What Information Do I Need to Supply for Builders’ Insurance?
Caeva O'Callaghan | April 7th, 2022
Insurance companies ask a lot of questions: for good reason.
Your builders insurance company will need to know about your annual turnover, wages, subcontractor payments, as well as the depths and heights you work at, length of time in business and any previous claims.
This is so your insurance provider can accurately calculate your risk, and give you the most accurate quote possible.
In this article, we’ll go over the following questions:
- How do I get builders’ insurance?
- Why do builders’ insurance need to know about my employees?
- Does builders’ insurance cover working at depths and heights?
Sometimes, it seems like insurance providers and brokers want to know everything about you down to your favourite colour. But we have so many questions because we need to accurately assess the risk of insuring you, and determine the monthly cost of your premium.
How do I get builders’ insurance?
All you need to do is give us a call. Once we know about your building business, we can find the best quote for you on the market.
Firstly, we need to know about what types of work you regularly undertake.
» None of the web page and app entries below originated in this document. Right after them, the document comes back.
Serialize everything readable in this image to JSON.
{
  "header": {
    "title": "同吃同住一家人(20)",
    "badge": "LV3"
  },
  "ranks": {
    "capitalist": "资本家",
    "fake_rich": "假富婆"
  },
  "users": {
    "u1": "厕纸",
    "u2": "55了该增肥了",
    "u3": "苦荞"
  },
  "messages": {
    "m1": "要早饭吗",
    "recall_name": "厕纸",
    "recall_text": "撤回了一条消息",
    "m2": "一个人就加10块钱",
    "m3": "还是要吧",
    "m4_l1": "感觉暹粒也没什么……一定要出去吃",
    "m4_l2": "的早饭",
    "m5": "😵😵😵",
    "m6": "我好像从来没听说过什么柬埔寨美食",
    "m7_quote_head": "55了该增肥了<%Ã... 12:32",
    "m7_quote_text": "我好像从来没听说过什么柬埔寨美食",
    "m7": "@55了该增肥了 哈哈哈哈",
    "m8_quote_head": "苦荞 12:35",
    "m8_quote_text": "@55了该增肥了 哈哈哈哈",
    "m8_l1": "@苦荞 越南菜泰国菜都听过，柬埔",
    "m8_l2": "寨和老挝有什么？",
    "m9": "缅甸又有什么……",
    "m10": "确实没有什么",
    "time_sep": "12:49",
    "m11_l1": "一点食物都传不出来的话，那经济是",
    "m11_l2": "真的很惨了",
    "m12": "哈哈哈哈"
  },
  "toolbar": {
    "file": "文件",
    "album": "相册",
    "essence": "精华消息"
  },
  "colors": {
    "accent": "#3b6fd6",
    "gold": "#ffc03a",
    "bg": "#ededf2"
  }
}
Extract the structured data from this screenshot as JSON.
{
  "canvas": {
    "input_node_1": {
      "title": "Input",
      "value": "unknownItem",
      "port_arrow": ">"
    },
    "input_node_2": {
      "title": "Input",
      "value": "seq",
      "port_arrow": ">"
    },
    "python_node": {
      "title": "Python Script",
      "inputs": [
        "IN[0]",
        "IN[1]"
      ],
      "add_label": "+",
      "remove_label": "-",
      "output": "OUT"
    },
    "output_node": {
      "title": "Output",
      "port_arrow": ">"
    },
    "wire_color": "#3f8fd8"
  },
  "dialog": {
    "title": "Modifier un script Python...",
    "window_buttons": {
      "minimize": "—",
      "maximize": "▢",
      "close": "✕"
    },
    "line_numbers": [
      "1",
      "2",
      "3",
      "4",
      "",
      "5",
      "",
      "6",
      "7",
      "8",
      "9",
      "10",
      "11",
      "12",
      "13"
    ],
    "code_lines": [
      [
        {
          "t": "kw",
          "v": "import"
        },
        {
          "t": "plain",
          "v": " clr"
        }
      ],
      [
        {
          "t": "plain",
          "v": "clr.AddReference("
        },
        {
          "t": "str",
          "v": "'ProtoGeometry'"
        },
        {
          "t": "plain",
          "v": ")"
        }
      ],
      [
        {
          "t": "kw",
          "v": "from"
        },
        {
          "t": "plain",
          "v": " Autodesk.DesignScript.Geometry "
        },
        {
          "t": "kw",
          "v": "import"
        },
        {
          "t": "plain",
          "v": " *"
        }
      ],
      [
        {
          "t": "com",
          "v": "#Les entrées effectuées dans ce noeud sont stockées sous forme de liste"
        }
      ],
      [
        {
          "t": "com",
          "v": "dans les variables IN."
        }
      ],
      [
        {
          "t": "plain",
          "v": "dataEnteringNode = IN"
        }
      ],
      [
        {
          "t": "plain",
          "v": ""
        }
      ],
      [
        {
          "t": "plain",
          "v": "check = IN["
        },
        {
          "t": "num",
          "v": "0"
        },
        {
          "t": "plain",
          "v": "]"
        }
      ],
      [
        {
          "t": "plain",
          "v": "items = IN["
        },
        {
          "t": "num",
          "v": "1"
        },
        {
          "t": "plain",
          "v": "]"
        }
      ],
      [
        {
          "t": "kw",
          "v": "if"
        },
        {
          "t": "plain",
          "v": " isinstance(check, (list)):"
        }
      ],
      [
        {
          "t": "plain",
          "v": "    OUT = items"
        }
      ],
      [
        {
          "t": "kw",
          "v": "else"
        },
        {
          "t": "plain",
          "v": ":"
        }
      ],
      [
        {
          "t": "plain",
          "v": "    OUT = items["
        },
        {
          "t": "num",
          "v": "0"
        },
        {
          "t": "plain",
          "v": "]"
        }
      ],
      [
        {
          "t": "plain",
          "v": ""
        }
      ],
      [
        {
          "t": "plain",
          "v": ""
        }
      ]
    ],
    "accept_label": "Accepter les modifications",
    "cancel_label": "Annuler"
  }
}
We know no two days are the same in the building profession, so that’s why we need to be as comprehensive as possible.
At a minimum, make sure you tell your insurance provider:
- Your projected annual turnover
- Projected annual wages to employees
- Subcontractor payments you have in place
- The depths you work at (down wells, for example)
- The heights you work at (installing roofs, for example)
- The length of time you’ve been working as a builder
- Details of any previous claims you’ve made
Having all this information prepared beforehand will save a lot of time and fuss if the worst should happen, and ensure no one forgets anything important.
Why do builders’ insurance need to know about my employees?
Telling your insurance company about who works for you means they can give you a more accurate quote.
It not only matters how many employees you have, but also what they do. For example, if you hire a receptionist, the cost to insure them will be much lower than for an electrician. This is because the chances of injury during the course of employment is much higher for an electrician than for an administration assistant.
If your employee or casual worker injures themselves on the job and you are proven negligent, your employee will be awarded compensation. This must come out of your own pocket, unless you have employers’ liability insurance, which you will need if you have others working for you.
If you do not, compensation payments could very well put you out of business.
Does builders’ insurance cover working at depths and heights?
Yes, it can do, as long as you’re honest about your insurance requirements. In most cases, a little bit of roofing work here and there will be absolutely fine. But working at depths and heights comes with extra risks, so you need to make sure you’re covered before you take on this kind of job.
Falling from heights is the leading cause of death in construction work. As you can imagine, this may involve falling off the roof of the building altogether, but you need to bear in mind that falling through skylights or straight through fragile roofs are just as dangerous.
Most policies will cover you up to a height of 15m off the ground. If the roof you’ll be working on is any higher, you need to let your insurance know so they can protect you according to your needs. Working heights can be increased if necessary.
Working at depths is more rare, but not unheard of. For example, you may be called in to help renovate a basement. Cave-ins and unstable structures can result in major risk to everyone in the immediate area and irreparable damage to the property, so make sure you have adequate insurance in place before you accept the job.
Confused about builders’ insurance? Pick up the phone and give us a call. Our experts are on hand to help with all your questions.
All Information in this post is accurate as of the date of publishing.